Sea Water Pressurized Faucet – Our boat did not come equipped with a seawater pump at the galley. We removed the existing and difficult to use manual hand pump for fresh water to make room for the new faucet. We decided to go with an electric water pump instead of the more traditional foot pumps. Instead of making a new thru-hull, we tapped into the water intake for the air conditioner. We built in a Y-valve to the water tank so we can use the new faucet with seawater or freshwater (as a back-up to our main pressurized fresh water system). Having and endless supply of seawater in the galley will help reduce the demand on our precious and limited supply of fresh water.
SCUBA Air Compressor – This was a planned upgrade before we even purchased the boat and had an influence on the type of boat we purchased because we knew this required extra space.
We knew that we wanted to dive remote locations and having our own air supply was the only way to do it.
We purchased a Brownie’s YP-25 electric compressor that can fill one tank in about 25 minutes. We ran a new electrical line from the main AC breaker panel to a cockpit lazarette and installed it there.
It still leaves plenty of room for storage when the compressor is not in use.
Reversing Stove Burners – Our Force 10 stove has three burners, but the larger main burner was in the back with the two smaller ones in the front. This would not do and the Admiral demanded a change the first time a pot of soup boiled over and ran down the back of the stove onto our cabin walls. We took the stove apart and managed to turn the stove top around 180 degrees. We were able to re-use all the existing piping, but decided to replace all the burner parts to improve performance. The top was not an exact fit in the new configuration, but after drilling several new screw holes, it worked.

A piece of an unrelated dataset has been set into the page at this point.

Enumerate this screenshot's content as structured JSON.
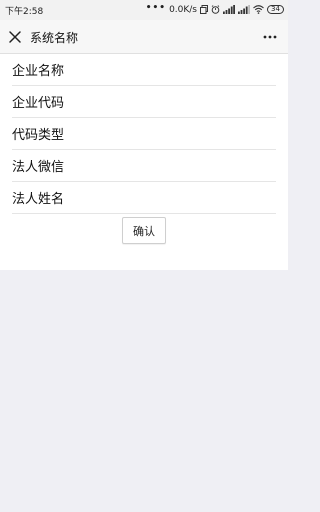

Lifelines – We bought the boat with the traditional plastic-coated cable lifelines which leeched rust in any areas. We learned from our previous boat that these are impossible to inspect for damage and can create a false sense of security.
We made new ones ourselves with 3/16th stainless steel 9×17 wire and hand swaged fitting. Fortunately, we were able to re-use all the pelican hooks and turnbuckles.
Whisker Pole – we purchased a Forespar 13-24 aluminum pole and installed it ourselves on the mast by adding a new track. It’s out of the way and easy to deploy when needed. We hear that these poles are great for holding the sails out, but they are also amazing for hanging hammocks and chairs over the water.
Perhaps the most important upgrade of all…Wine Glasses – Wine is a key part of life aboard for us and we hate drinking it out of plastic. Thanks to Kimberly’s Dad and Bonus Mom, we upgraded to unbreakable stainless steel “glasses” that look and feel great. Their buoyancy sucks, so we’ll have to be careful. Surprisingly, the metal does not affect the wine taste at all and we are very pleased with them.
We still have a few more projects on the list, but with only two weeks before departure, we’re getting close to being ready.
Wow! Thanks for sharing. Sean (and we) love seeing what life aboard your fabulous ship will be like. Cheers!
I have been glued to your site for hours now, and I have to say, you guys are truly amazing. No doubt this has been ten years in the making. Reading your post makes me feel that much more comfortable with your decision to travel abroad on this beautiful vessel. The work, time and effort you have put into everything to prepare for your journey is a testament to your conversation’s. God Bless Both of You and Keep You SAFE.
All My Love